Despite the distance between the two teams, the Montreal Canadiens and Anaheim Ducks are a lot alike. They both ran into eventual Stanley Cup finalists these playoffs. They both have nonetheless had incredible regular-season success since the last lockout with technically three straight 100-point seasons each. And they both had awful power plays this past one (Anaheim at 15.7%, Montreal at 16.5%).
This week, the Ducks did something about theirs.
Ducks assistant coach Brad Lauer, who ran the power play, was fired Tuesday. Montreal assistant coach Dan Lacroix who runs Montreal’s man advantage, instead received a vote of confidence along with the rest of the staff during Marc Bergevin’s post-mortem press conference, with the general manager going so far as to say his coaches “are doing great work.”
While that was surprising, what’s truly shocking is the disparity between the efficiency of the two teams’ power plays during the playoffs. Lacroix still has a job despite Montreal’s 2-for-36 power play (5.6%) being one of the main reasons they were eliminated. Anaheim’s man advantage clicked at a third-ranked 26.7%.
Amid rumors that the relationship between Anaheim GM Bob Murray and head coach Bruce Boudreau is “strained,” according to the CBC’s Elliotte Friedman, one theory could be that this is a warning shot across Boudreau’s bow. It’s somewhat hilarious seeing as, since coming aboard in 2001-12 (along with Lauer), Boudreau has improved in each season.
That pre-lockout season, the Ducks, like the Habs, missed the playoffs. The following lockout-shortened season, they lost in Round 1. Last season, they lost in Round 2. And, obviously, this year they ran into the Blackhawks in the Western Conference Final.
Nevertheless, it’s a move Montreal Canadiens fans have seen before, relatively recently, too. Early in the 2011-12 season, still during the Pierre Gauthier-Jacques Martin era, assistant coach Perry Pearn was fired after the team started the year at 1-5-2. Martin eventually followed with a 13-12-7 record.
The Habs eventually ended the season with a 31-35-16 record, the result of several questionable decisions on the part of management. These included Gauthier appointing unilingual Randy Cunneyworth as interim head coach and then saying he would be fired at the end of the year in favor of a bilingual one (when there was still a half-season left to coach).
Ironically (and justifiably), Cunneyworth outlasted Gauthier, who was relieved of his duties in late March. That paved the way for the current Bergevin-Therrien regime.
This isn’t to suggest the Habs should necessarily fire Lacroix.

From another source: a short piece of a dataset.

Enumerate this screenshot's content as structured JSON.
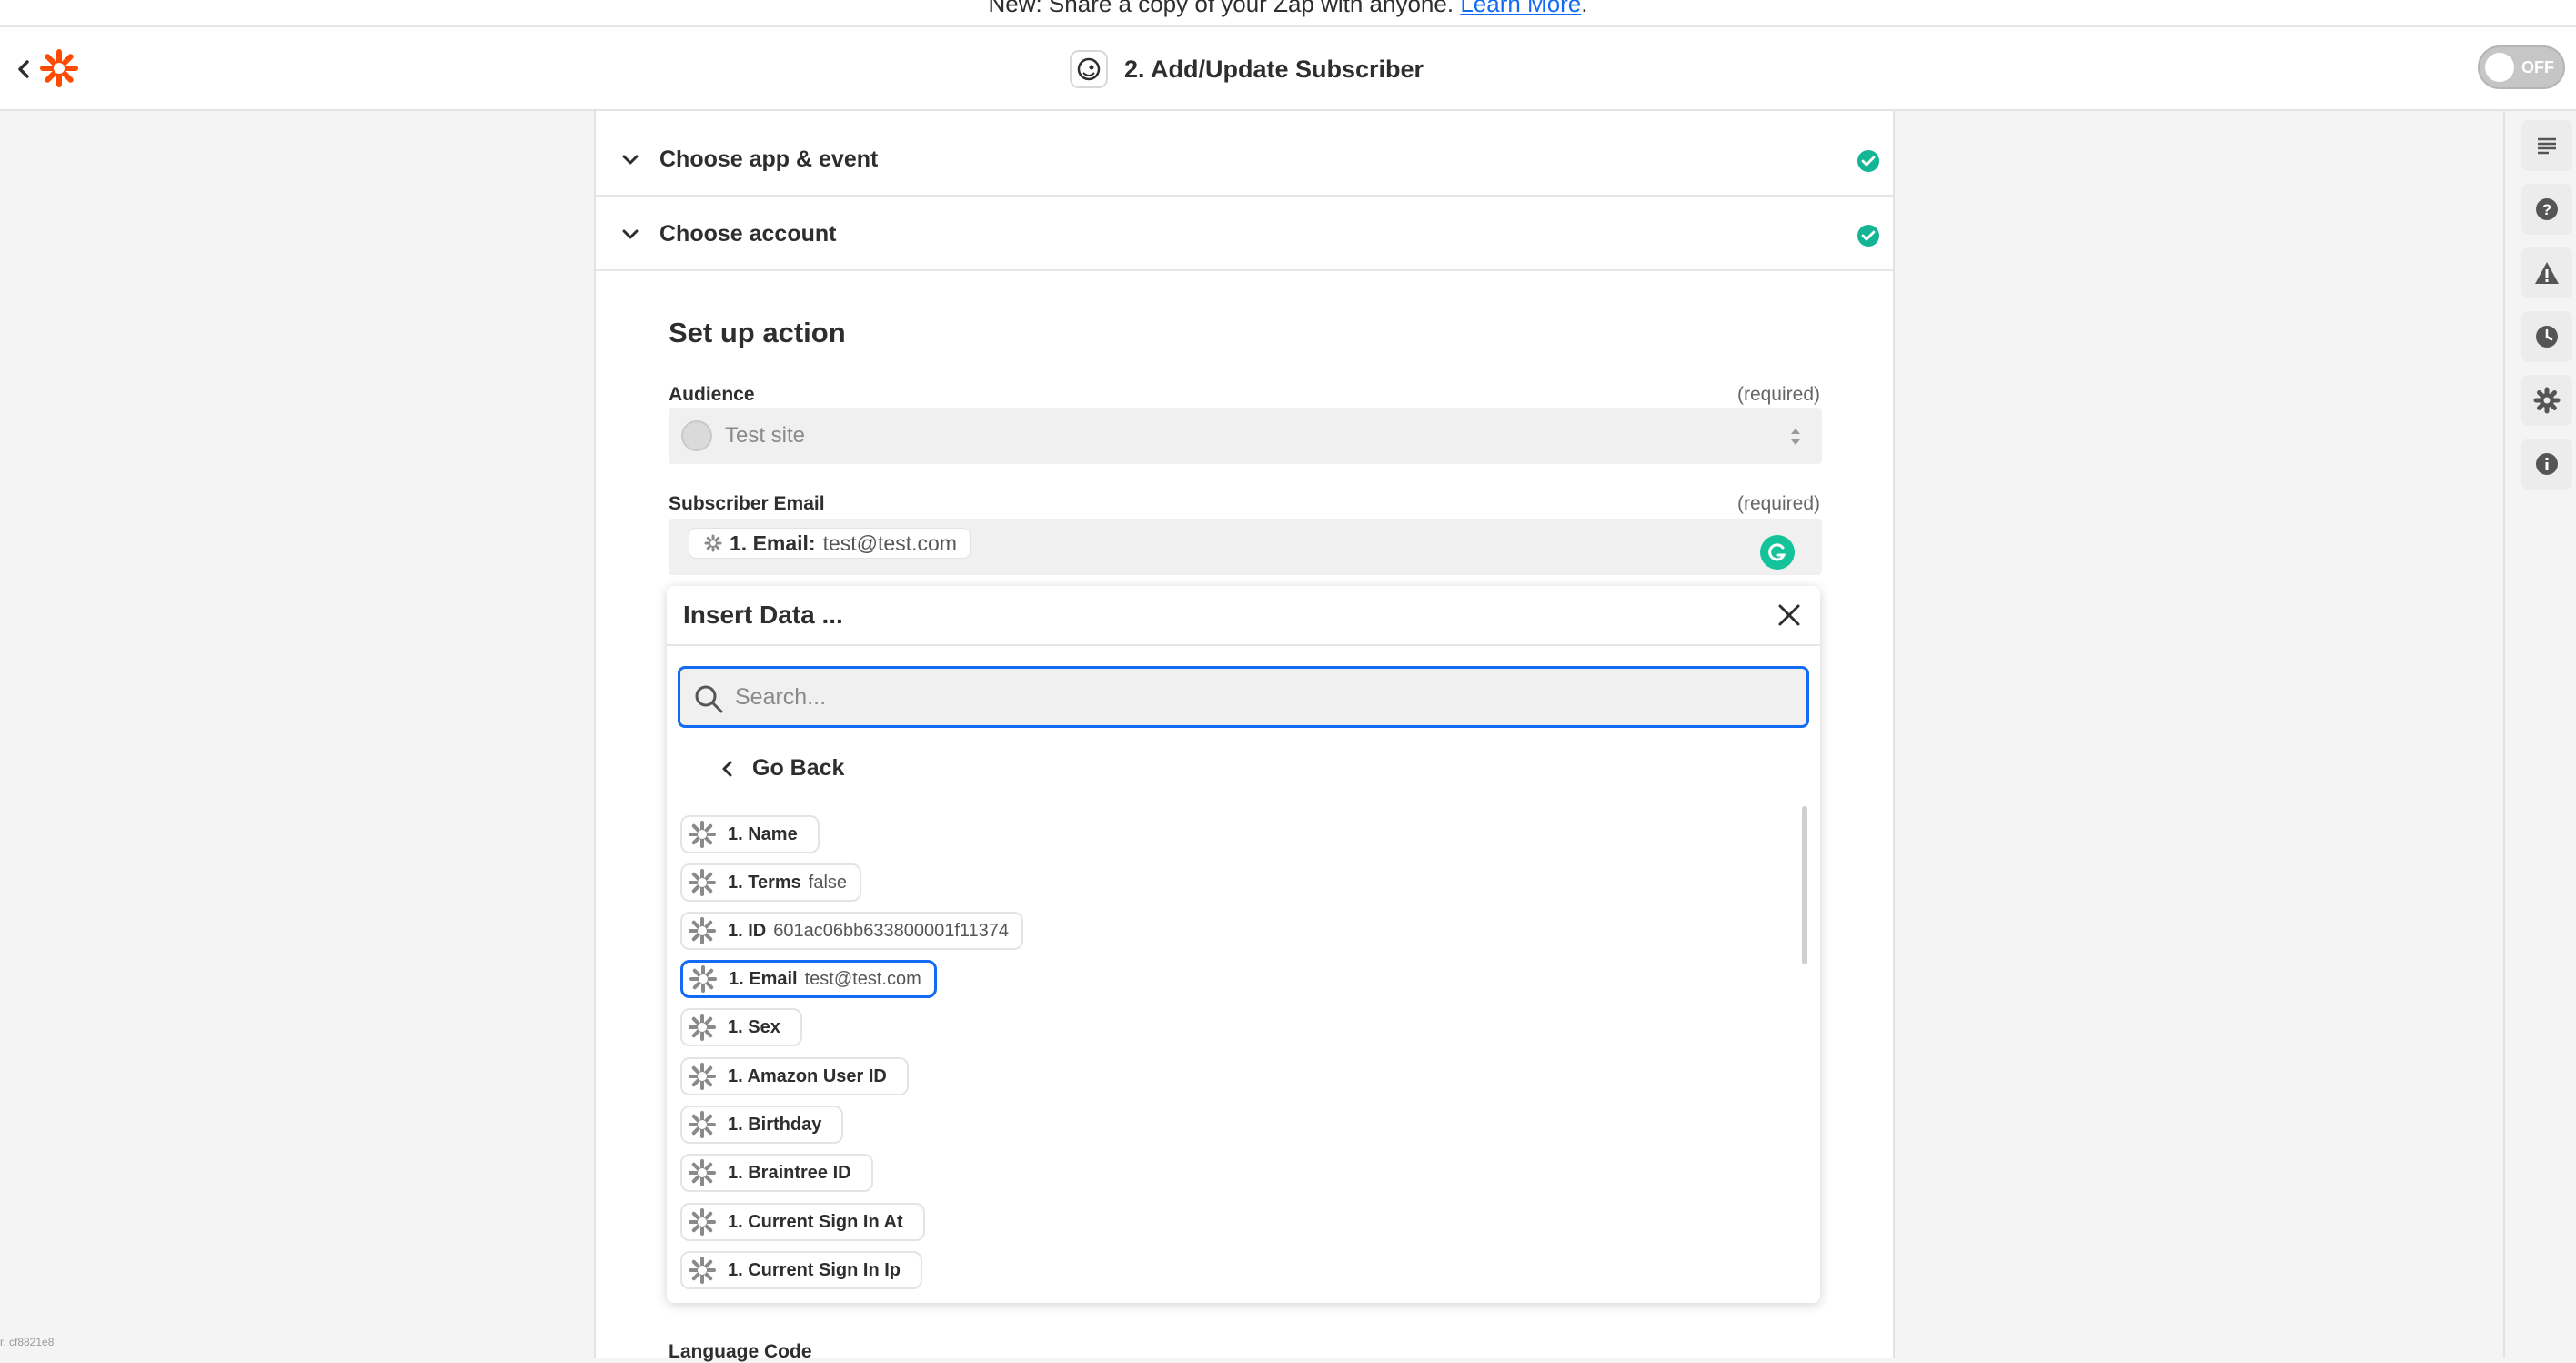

If anything, Montreal proved that wasn’t the way to go. Doing nothing, though? Clearly the wrong move. Pretending nothing’s wrong? Even worse. For a team with such a rich history of winning, simply hoping problems will just go away seems like such a defeatist attitude. And the power play is really just the tip of the iceberg as far as Montreal’s failings go.

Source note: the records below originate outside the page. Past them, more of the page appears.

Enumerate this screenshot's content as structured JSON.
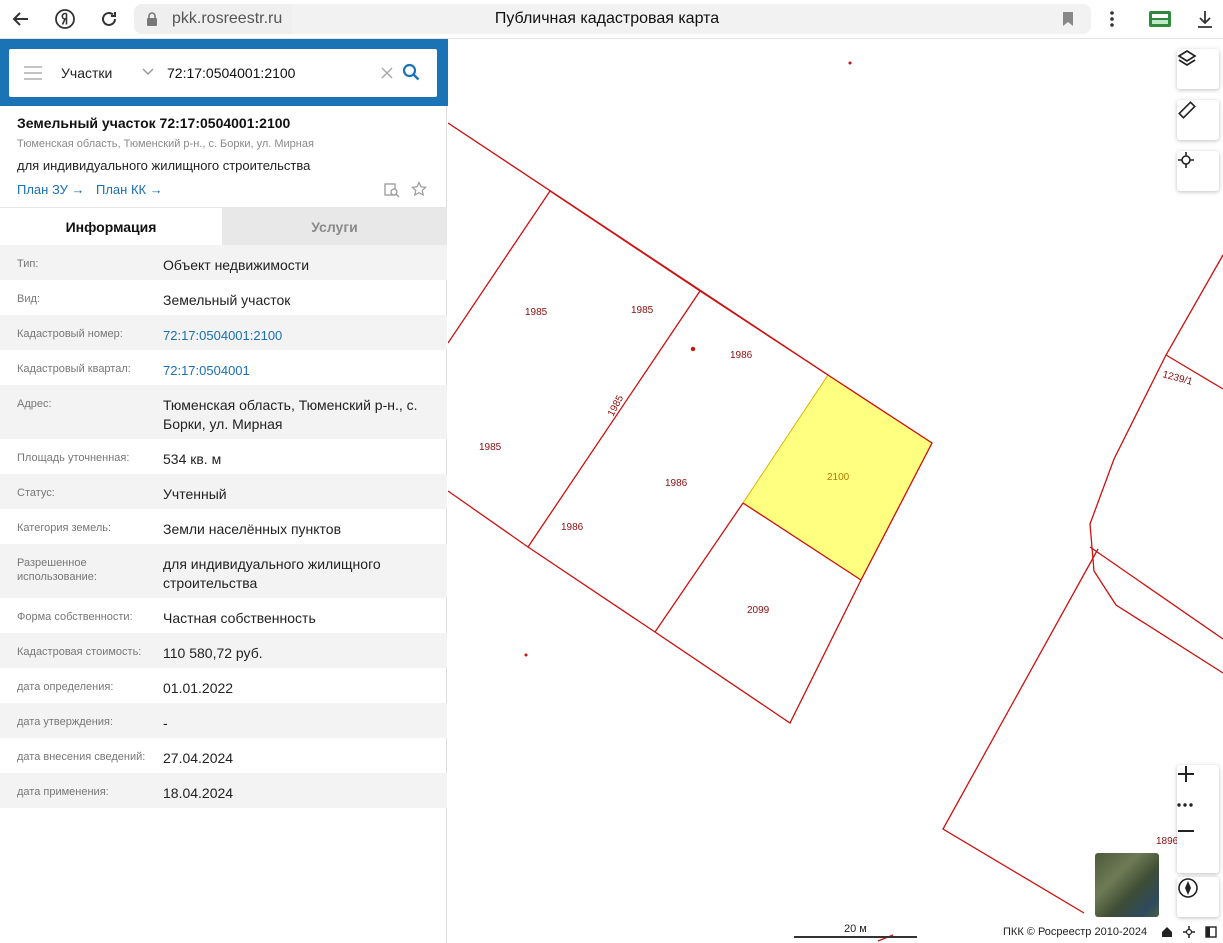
{
  "browser": {
    "url": "pkk.rosreestr.ru",
    "title": "Публичная кадастровая карта"
  },
  "search": {
    "category": "Участки",
    "query": "72:17:0504001:2100"
  },
  "object": {
    "title": "Земельный участок 72:17:0504001:2100",
    "address": "Тюменская область, Тюменский р-н., с. Борки, ул. Мирная",
    "use": "для индивидуального жилищного строительства",
    "link_plan_zu": "План ЗУ →",
    "link_plan_kk": "План КК →"
  },
  "tabs": {
    "info": "Информация",
    "services": "Услуги"
  },
  "info_rows": [
    {
      "label": "Тип:",
      "value": "Объект недвижимости"
    },
    {
      "label": "Вид:",
      "value": "Земельный участок"
    },
    {
      "label": "Кадастровый номер:",
      "value": "72:17:0504001:2100"
    },
    {
      "label": "Кадастровый квартал:",
      "value": "72:17:0504001"
    },
    {
      "label": "Адрес:",
      "value": "Тюменская область, Тюменский р-н., с. Борки, ул. Мирная"
    },
    {
      "label": "Площадь уточненная:",
      "value": "534 кв. м"
    },
    {
      "label": "Статус:",
      "value": "Учтенный"
    },
    {
      "label": "Категория земель:",
      "value": "Земли населённых пунктов"
    },
    {
      "label": "Разрешенное использование:",
      "value": "для индивидуального жилищного строительства"
    },
    {
      "label": "Форма собственности:",
      "value": "Частная собственность"
    },
    {
      "label": "Кадастровая стоимость:",
      "value": "110 580,72 руб."
    },
    {
      "label": "дата определения:",
      "value": "01.01.2022"
    },
    {
      "label": "дата утверждения:",
      "value": "-"
    },
    {
      "label": "дата внесения сведений:",
      "value": "27.04.2024"
    },
    {
      "label": "дата применения:",
      "value": "18.04.2024"
    }
  ],
  "map": {
    "parcel_labels": [
      "1985",
      "1985",
      "1985",
      "1985",
      "1986",
      "1986",
      "1986",
      "2100",
      "2099",
      "1239/1",
      "1896"
    ],
    "scale": "20 м",
    "copyright": "ПКК © Росреестр 2010-2024",
    "highlight_color": "#ffff80",
    "boundary_color": "#cc1111"
  }
}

Montreal Canadiens vs. Anaheim Ducks
With exception to these current playoffs, during which Montreal posted a Corsi for Rating of 52.6% but still managed to play inefficient hockey, the Canadiens haven’t exactly dictated the tempo of play, posting ratings of 48.5% and 46.7% the past two years, according to war-on-ice.com, preferring instead to (overly) rely on goaltender Carey Price.
In sharp contrast, Anaheim felt their similar reliance on Frederik Andersen and John Gibson was holding them back. They were able to finish the season with a healthy Corsi for rating of 51.2%.
Imagine if the Habs were this self-aware pic.twitter.com/niOaI62kS4
— Andrew Berkshire (@AndrewBerkshire) March 7, 2015
One hopes that Bergevin’s post-mortem posturing in regard to the coaching staff, Alex Galchenyuk potentially never becoming a center, etc. is all a matter of keeping his cards close to his vest. And Habs fans have reason to believe that is the case, seeing as up to now he’s largely been a pro-active man of action, for example ridding himself of unwanted contracts (Rene Bourque, Travis Moen) this past season in order to free up some cap space.
While that cap space has since come in handy in re-signing Brendan Gallagher and, most recently, Jeff Petry, he has yet to address Montreal’s holes up front at right wing and center. A year after making all the right moves, Bergevin still clearly has a few to make. There’s no doubt he still has time to and can right the ship.
That’s another thing the two teams have in common. While Murray has been nominated for the General Manager of the Year Award for three straight seasons (winning it in 2014), Bergevin was nominated his first two years on the job. While the award itself is meaningless, consistently getting recognized is hard to deny as a sign of a job well done.
One has to believe Bergevin knows what he’s doing. One just wishes he would do it already.